Why is this?
Many of the language strategies taught to young children are easy to learn and can be incorporated into daily routines that the parent and child participate in together. For example, one early language facilitation strategy involves expanding on a child’s current vocabulary. This means that if your child says “car”, the parent will expand and respond by adding and modeling more language such as “blue car.” Strategies like this are best used during natural interactions between parents and their children, and can be easily used in routines such as during playtime, bath time, and while taking a walk.
By using these strategies on a regular basis, children will receive consistent, frequent, rich language input from their primary caregivers in their natural environments. This results in greater generalization of skills (using skills learned in many different situations). For example, if a child hears his mom model the word “dog” when he sees a dog on tv, when he is playing with his toy dog, and when he sees a dog in the park, the child begins to learn that the word “dog” can be used to refer to many different dogs, not just one specific dog.
Parents and caregivers also develop a greater understanding of language development and how to provide the best forms of play and interaction of which their child can take advantage. They can share this knowledge with other household members (e.g older sibling, grandparents) or caregivers who interact frequently with their child.
Many parents may already be using these strategies to some degree and just need some direction to use them more intentionally in their daily routines. For example, parents can be directed to use appropriate target words and properly set up the interaction to promote their child’s communication.
Setting aside time to practice these strategies with your child can result in valuable time spent with one another, and a greater understanding of your child’s communicative abilities, which can result in increased opportunities for language facilitation.

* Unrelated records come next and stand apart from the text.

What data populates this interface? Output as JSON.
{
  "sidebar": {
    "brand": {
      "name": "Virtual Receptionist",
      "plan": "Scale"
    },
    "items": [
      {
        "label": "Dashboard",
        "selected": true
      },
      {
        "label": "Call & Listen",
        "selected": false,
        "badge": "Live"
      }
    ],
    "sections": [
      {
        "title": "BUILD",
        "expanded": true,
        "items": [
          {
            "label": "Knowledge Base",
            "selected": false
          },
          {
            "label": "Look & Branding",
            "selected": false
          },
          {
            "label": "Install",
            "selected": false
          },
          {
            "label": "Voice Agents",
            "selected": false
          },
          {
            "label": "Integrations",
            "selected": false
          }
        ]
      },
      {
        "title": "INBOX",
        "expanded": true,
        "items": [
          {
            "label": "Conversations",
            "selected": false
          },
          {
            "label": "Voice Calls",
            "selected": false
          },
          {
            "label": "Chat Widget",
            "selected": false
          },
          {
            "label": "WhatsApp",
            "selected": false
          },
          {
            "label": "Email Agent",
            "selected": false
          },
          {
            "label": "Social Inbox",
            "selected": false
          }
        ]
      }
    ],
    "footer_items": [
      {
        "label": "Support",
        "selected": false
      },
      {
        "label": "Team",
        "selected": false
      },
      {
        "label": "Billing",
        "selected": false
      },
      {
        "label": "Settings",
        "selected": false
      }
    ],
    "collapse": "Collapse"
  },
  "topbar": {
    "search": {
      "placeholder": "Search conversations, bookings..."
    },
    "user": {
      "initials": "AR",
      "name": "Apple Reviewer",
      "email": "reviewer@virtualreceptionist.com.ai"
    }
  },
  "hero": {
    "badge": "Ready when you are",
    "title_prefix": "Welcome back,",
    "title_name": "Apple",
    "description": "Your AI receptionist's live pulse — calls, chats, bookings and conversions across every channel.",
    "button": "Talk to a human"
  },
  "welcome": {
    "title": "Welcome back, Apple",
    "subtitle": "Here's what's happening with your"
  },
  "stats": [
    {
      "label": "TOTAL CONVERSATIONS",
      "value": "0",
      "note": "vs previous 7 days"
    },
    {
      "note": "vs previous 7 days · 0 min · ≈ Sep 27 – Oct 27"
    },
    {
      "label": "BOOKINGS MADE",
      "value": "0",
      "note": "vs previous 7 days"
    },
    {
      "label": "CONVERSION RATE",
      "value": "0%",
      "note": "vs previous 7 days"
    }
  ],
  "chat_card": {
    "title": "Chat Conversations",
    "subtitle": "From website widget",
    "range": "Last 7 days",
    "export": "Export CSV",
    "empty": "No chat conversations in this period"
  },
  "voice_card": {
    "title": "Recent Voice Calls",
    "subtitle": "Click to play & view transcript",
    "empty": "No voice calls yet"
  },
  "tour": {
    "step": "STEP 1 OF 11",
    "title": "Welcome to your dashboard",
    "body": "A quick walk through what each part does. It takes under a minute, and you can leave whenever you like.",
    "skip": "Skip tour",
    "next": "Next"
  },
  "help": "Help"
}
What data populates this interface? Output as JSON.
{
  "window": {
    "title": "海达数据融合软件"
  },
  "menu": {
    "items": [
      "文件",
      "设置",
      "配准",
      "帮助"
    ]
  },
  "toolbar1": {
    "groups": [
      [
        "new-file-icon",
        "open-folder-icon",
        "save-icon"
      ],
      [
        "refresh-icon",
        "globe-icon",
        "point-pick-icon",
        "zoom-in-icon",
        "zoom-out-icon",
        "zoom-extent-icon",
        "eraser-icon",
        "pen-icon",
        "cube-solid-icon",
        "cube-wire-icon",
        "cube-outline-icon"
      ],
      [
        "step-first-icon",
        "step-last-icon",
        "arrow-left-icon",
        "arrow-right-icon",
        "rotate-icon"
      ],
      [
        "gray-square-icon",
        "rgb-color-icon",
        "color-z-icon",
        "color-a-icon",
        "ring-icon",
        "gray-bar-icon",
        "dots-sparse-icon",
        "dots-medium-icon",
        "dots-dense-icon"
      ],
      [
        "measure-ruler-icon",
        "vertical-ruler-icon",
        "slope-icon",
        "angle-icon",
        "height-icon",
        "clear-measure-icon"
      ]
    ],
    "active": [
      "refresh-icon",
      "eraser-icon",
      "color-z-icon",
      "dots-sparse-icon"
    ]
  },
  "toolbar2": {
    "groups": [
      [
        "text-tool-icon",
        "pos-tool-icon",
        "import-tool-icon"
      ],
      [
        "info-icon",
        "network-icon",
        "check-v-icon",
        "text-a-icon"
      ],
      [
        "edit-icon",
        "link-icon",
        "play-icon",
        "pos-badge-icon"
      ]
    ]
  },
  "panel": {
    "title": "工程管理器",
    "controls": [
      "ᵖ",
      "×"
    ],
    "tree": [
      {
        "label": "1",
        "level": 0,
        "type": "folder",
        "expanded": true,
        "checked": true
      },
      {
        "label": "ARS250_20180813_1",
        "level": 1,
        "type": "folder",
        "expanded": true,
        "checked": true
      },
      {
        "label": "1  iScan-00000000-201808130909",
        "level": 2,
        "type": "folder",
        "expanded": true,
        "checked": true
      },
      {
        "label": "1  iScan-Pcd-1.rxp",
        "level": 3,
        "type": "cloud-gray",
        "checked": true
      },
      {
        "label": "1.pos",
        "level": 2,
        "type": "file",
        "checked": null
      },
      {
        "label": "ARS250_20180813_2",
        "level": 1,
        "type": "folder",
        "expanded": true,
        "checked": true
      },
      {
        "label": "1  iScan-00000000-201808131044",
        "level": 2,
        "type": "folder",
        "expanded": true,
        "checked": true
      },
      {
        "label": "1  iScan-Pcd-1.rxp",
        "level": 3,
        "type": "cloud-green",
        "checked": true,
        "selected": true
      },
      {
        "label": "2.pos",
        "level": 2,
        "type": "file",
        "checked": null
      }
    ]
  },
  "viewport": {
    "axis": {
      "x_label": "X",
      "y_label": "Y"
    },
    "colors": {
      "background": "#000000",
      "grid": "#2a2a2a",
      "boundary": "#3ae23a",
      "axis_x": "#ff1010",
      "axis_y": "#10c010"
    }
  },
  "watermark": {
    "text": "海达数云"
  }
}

Written by: Emily Dykstra, speech-language pathologist, The Speech Therapy Centres of Canada Ltd.